I specialize in research on 18th-century natural history collections and collectors, as well as the intersections between natural history and anthropology. I am especially interested in how recontextualizing historical narratives and reintegrating indigenous perspectives might yield a more wholistic understanding of human and “natural” landscapes.
Environmental literature, nature writing, American Literature
Walt Whitman, nature imagery, science and poetry.
Shakespeare, Milton, ecocriticism, architecture and nature in literature
Tournant des Lumières; Natural History; Jean-Baptiste Lamarck
gothic fiction, American realism and naturalism, class studies, film history, composition pedagogy, service learning

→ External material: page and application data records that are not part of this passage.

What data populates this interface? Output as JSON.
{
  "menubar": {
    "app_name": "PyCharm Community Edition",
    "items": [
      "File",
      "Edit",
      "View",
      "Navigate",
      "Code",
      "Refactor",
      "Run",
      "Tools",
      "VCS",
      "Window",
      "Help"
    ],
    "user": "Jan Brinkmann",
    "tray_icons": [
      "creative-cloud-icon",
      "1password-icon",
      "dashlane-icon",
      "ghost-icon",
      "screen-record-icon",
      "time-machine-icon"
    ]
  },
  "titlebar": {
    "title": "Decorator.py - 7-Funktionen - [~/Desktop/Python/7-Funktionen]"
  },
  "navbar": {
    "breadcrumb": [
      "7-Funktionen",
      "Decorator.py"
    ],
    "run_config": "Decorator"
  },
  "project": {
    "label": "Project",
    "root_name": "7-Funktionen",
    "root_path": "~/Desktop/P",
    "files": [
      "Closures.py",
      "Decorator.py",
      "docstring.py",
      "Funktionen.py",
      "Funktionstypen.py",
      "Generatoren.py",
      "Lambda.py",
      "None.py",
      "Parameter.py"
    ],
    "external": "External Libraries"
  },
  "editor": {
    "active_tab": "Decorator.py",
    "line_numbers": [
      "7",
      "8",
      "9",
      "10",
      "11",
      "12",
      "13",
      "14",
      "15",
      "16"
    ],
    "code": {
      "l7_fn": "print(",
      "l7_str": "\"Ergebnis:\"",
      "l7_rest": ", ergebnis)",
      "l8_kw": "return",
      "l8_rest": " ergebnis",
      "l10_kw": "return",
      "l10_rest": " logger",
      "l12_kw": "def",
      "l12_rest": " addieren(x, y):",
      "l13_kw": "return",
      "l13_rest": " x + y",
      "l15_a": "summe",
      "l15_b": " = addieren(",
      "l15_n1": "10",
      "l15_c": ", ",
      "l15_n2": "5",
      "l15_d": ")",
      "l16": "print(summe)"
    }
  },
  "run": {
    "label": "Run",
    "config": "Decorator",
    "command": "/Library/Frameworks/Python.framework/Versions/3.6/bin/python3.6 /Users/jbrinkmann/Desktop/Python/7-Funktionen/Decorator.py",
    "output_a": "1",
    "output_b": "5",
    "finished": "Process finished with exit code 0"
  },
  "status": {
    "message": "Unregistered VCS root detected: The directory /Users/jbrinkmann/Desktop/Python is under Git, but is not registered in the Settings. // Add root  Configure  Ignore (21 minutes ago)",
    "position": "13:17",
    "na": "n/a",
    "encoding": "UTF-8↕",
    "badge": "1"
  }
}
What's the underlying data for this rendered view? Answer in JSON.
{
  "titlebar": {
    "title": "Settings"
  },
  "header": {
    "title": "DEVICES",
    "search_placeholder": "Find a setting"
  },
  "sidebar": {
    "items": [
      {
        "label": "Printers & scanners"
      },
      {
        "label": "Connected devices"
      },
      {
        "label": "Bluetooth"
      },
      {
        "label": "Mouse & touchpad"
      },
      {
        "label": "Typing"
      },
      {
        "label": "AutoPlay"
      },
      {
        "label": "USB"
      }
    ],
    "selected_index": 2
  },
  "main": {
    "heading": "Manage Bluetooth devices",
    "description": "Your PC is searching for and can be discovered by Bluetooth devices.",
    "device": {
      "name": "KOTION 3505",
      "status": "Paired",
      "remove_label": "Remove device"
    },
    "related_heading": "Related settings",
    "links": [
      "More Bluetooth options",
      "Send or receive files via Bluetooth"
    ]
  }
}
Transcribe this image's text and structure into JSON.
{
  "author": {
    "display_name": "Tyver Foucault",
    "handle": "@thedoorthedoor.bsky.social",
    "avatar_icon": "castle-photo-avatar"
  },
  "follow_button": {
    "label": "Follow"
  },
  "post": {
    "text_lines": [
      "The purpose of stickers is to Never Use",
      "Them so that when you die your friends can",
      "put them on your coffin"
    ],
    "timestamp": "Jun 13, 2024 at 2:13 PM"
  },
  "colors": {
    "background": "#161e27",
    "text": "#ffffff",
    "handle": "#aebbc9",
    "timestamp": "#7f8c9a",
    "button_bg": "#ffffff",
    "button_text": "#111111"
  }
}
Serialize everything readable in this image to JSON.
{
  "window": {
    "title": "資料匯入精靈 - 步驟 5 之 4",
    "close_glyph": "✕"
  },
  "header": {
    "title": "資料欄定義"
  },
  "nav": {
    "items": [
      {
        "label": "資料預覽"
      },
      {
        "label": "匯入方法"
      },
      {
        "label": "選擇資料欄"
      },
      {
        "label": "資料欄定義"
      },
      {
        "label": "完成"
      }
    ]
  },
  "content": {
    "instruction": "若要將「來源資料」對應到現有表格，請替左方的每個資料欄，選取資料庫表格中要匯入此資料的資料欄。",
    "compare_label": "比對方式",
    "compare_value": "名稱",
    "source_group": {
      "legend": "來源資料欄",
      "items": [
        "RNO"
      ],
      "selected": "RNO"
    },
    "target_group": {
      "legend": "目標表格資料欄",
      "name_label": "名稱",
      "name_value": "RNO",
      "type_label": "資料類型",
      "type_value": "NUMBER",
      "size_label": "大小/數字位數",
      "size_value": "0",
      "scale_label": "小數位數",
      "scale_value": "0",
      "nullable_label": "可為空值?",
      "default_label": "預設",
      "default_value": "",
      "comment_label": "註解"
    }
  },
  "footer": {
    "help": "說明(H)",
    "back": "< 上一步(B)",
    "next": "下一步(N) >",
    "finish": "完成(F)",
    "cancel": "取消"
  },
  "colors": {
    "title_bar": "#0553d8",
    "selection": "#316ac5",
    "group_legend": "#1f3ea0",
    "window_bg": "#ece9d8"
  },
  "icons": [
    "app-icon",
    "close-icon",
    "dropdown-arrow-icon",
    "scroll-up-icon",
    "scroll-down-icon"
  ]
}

Late nineteenth and early twentieth century American literature, Naturalism, Realism, Romanticism, and Modernism.
Cultures of collecting (C19)
History of photography, natural history, libraries, collecting
20th-21st century French philosophy, Affect Theory, Theories of Human Nature
I am a historian of early modern political thought, working on topics from the German Reformation to the Early Enlightenment and from Denmark/Norway to the Coast of West Africa. I am particularly interested in how different theories of natural law were used to justify and legitimise interests in different religious, political, commercial and colonial conflicts in early modern history. My first project was a contextual study of the political philosophy of the Wittenberg reformer Philipp Melanchthon and the first formulations of Protestant natural law theories. It investigated the different theories of natural law which Melanchthon developed and the purposes for which he applied (or didn’t apply) them in his political philosophical works. An early fruit of this project was an article on Melanchthon’s commentary on Aristotle’s Politics published in History of Political Thought.